A 10 year old treasure hunter with a metal detector in Northern Ireland has stumbled upon a sword that’s hundreds of years old! Seasoned detectorists look away now – Fionntan Hughes picked up the historic find on only his first attempt.
Fionntan, from Derrylaughan in County Tyrone Ulster, was out with his father Paul and cousin Darran last month when the discovery took place. Trying out his birthday present of a metal detector led to a celebration of a different sort altogether.
After unearthing a couple of what BBC News quotes as “trinkets”, the third signal revealed a rusted looking artifact 1 ft beneath the soil. The outlet reports that “Several antique arms dealerships have examined photos of the artefact” to determine its age. So what’s the verdict? Estimates range between the 17th and 19th centuries, with the 18th seen as a likely candidate for the sword found by metal detector.
“The sword is basket hilt-type sword as used by English officers and dragoons from about 1720 to 1780,” dealer Philip Spooner told Newsround, “or it could be a Scottish basket hilt of about 1700 to 1850.”
Meanwhile, fellow experts Mark and David Hawkins point to the crud-caked condition of the sword. Quoted by the BBC, they believe the “thick, rusty mud might easily be exaggerating the shape and size of everything”.
The brothers add, “We think it is likely an English basket-hilted broadsword, with flattened bars and large, plum pudding pommel – typical of the early types.” A pommel is a round knob located at the handle’s end. Details of the weapon have been passed to National Museums NI, where curator of archaeology Dr Greer Ramsey is aiming to give the family a definitive answer.
Young Fionntan already had an interest in detecting, owning what the BBC calls a “cheap detector which was little more than a ‘toy’”. Paul Hughes reportedly hopes the sword brings the family more than rust-colored fingers, saying he intends going out again asap to see what other things of value can be found. As for the lad himself, Fionntan says he’s “quite excited” about the situation.

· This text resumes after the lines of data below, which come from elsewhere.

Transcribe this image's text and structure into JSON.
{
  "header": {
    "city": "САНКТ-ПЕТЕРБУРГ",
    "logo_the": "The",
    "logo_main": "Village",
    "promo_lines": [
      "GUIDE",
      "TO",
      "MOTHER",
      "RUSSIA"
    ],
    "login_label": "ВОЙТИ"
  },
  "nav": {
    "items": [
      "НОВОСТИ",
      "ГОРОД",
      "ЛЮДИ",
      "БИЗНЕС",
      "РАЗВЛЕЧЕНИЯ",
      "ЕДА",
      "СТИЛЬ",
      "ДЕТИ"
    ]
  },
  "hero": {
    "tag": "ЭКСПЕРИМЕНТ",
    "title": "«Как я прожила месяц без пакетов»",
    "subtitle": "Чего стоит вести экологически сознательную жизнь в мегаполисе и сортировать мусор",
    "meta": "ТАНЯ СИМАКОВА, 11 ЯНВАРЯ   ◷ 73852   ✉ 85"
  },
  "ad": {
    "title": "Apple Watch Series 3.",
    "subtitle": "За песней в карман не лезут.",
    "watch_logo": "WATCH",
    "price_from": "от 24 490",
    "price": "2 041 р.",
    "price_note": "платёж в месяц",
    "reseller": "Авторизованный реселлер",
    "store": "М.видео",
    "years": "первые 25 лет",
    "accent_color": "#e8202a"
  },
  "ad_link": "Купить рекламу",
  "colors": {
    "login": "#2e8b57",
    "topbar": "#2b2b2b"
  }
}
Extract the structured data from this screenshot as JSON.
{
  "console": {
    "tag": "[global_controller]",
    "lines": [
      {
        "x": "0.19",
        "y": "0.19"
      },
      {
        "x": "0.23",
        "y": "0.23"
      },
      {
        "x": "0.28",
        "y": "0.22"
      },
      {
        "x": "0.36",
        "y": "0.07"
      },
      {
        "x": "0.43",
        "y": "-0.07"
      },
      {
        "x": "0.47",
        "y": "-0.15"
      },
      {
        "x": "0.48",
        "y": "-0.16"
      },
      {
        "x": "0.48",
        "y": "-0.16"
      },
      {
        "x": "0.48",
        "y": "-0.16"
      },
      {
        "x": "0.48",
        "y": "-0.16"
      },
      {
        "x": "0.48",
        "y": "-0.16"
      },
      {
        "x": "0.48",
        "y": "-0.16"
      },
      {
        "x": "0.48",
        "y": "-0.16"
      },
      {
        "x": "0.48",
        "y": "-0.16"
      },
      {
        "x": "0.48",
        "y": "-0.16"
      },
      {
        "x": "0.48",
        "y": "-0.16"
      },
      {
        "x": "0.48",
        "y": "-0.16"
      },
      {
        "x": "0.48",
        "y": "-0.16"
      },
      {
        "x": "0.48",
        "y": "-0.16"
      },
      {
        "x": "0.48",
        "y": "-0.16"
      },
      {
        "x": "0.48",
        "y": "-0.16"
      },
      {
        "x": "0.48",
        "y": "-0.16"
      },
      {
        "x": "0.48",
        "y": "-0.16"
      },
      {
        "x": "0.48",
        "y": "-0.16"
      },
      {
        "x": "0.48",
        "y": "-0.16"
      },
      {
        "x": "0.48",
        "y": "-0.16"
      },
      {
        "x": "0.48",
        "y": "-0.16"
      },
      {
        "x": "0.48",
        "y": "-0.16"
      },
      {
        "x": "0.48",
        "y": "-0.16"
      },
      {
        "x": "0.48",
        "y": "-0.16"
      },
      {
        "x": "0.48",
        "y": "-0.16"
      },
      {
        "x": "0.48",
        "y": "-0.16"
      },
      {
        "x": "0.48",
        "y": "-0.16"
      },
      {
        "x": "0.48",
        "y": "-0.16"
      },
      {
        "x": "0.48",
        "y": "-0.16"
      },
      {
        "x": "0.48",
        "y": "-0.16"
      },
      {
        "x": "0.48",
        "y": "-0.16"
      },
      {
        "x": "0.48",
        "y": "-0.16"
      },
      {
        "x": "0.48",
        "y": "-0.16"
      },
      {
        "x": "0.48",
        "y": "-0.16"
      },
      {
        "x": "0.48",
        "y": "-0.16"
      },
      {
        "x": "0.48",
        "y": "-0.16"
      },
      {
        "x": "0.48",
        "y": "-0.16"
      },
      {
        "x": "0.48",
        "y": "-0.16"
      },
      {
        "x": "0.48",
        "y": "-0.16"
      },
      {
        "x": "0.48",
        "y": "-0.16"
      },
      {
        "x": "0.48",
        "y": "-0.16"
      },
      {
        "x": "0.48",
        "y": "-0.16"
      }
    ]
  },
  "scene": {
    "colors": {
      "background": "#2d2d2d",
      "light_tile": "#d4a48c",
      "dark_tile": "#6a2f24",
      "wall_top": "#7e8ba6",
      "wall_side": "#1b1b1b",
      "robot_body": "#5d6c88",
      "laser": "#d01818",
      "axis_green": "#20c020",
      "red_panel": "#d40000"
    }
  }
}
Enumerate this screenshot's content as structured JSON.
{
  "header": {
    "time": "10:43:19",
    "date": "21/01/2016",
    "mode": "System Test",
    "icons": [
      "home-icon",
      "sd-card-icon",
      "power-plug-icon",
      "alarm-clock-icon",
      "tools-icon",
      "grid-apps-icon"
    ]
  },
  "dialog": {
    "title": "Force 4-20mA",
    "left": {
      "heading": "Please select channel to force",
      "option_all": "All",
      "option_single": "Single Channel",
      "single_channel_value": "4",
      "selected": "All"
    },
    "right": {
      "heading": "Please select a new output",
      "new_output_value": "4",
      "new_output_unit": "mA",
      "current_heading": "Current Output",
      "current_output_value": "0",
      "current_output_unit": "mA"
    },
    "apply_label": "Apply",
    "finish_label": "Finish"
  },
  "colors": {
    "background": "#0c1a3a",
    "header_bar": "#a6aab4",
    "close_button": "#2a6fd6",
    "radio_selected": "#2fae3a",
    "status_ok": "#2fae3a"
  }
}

In a strange coincidence, more reports have come in about another 10 year old who’s made his own eye-opening discovery. Patrick Hooper from Hampshire, England has dug up “ribbon gold” from the Bronze Age. These finds happened 2 days apart! Like Fionntan, he was in a field with his Dad. However this amazing story nearly ended up on the scrapheap, with Patrick thinking his treasure was nothing more than tinfoil!
“It looked like a sweet wrapper” he tells the Daily Mail, “and I put it in the trash bag and didn’t even mention it to anyone as I thought it was rubbish.” Quick thinking by father Andrew saved the day. Spotting the unusual object in the bag, he emptied it out to find all that glitters is not garbage. His grateful son reveals: “I’ve told all my friends that I’ve found some treasure and they all think it’s cool.”
The gold could be as ancient as 5,000 years old, with a potential value of thousands of pounds. An ultimate decision on the sum will be made by the County Coroner. It might even be sold to the British Museum in London, according to the Mail. Patrick will be entitled to 50% of the proceeds, with the other half going to the landowner. Speaking of which, where was the gold found? That information is classified, with Patrick and Andrew’s excursion happening as part of the Soil Searchers metal detecting club.
The activity received a boost in recent years via TV sitcom ‘Detectorists’, written by and starring Mackenzie Crook. That featured such metal detecting teams as the DMDC (Danebury Metal Detecting Club) and the “Dirt Sharks”. Gentle fun was poked at the process, though it also showed the characters’ enthusiasm for keeping history alive. Fionntan and Patrick’s stories could have come straight from one of Crook’s scripts. This time however, the treasure is all too real…
Steve is a writer and comedian from the UK. He’s a contributor to both The Vintage News and The Hollywood News and has created content for many other websites. His short fiction has been published by Obverse Books.